=== Begin Enclosure ===
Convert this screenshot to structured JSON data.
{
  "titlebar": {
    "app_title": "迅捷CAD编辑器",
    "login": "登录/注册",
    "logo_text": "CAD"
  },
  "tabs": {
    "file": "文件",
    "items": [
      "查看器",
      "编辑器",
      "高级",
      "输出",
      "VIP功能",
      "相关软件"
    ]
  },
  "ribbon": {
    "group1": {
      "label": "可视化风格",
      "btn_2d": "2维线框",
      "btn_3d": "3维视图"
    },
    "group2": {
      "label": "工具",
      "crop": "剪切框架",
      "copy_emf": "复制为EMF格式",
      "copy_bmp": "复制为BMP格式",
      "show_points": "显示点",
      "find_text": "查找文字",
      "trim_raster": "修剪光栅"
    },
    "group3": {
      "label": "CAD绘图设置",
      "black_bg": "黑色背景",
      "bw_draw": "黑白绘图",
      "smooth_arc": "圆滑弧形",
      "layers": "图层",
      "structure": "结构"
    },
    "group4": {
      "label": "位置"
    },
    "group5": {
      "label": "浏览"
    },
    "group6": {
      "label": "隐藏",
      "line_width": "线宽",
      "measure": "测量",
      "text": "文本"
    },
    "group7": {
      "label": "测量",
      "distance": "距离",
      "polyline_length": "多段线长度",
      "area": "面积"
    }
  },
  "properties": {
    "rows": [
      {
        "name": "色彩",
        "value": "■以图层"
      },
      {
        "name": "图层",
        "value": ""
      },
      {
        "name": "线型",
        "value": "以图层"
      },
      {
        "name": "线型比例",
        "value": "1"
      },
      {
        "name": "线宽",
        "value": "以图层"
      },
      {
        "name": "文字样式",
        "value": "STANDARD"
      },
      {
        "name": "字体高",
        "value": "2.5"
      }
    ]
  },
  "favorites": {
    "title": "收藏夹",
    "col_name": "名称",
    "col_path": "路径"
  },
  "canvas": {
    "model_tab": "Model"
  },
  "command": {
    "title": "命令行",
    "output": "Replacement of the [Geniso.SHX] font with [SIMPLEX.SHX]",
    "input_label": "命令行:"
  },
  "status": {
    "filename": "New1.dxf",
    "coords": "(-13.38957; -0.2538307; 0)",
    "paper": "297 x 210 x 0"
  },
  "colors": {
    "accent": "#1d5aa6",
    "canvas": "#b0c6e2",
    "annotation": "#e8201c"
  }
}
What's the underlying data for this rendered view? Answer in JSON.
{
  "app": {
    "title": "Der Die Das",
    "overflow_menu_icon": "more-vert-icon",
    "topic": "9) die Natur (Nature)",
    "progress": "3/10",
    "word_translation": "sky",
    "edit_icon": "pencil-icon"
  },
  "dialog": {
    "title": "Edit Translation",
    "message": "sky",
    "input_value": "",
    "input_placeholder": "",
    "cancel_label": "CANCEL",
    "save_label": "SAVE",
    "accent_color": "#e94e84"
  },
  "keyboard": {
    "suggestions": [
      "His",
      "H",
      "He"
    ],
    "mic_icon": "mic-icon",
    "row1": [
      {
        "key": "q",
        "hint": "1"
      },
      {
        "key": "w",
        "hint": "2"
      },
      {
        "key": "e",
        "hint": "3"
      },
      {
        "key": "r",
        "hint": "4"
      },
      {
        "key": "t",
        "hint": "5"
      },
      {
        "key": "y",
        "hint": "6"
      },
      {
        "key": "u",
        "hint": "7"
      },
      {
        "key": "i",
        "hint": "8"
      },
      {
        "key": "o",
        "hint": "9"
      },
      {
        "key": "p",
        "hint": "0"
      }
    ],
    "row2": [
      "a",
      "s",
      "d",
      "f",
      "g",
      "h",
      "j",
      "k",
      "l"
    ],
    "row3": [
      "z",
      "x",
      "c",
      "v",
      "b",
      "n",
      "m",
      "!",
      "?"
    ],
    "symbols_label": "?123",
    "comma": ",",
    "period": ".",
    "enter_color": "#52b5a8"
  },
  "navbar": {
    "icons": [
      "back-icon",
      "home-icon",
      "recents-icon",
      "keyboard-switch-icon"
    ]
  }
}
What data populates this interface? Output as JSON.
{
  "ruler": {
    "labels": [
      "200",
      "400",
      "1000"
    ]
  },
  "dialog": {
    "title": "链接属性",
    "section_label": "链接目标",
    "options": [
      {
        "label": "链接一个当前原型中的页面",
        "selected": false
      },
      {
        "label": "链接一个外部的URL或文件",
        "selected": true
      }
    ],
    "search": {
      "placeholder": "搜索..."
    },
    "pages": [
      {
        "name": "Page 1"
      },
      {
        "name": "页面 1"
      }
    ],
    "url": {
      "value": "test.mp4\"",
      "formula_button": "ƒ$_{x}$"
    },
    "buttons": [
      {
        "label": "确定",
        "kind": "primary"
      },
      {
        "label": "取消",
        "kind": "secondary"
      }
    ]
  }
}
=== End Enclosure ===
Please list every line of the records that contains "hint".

        "hint": "1"
        "hint": "2"
        "hint": "3"
        "hint": "4"
        "hint": "5"
        "hint": "6"
        "hint": "7"
        "hint": "8"
        "hint": "9"
        "hint": "0"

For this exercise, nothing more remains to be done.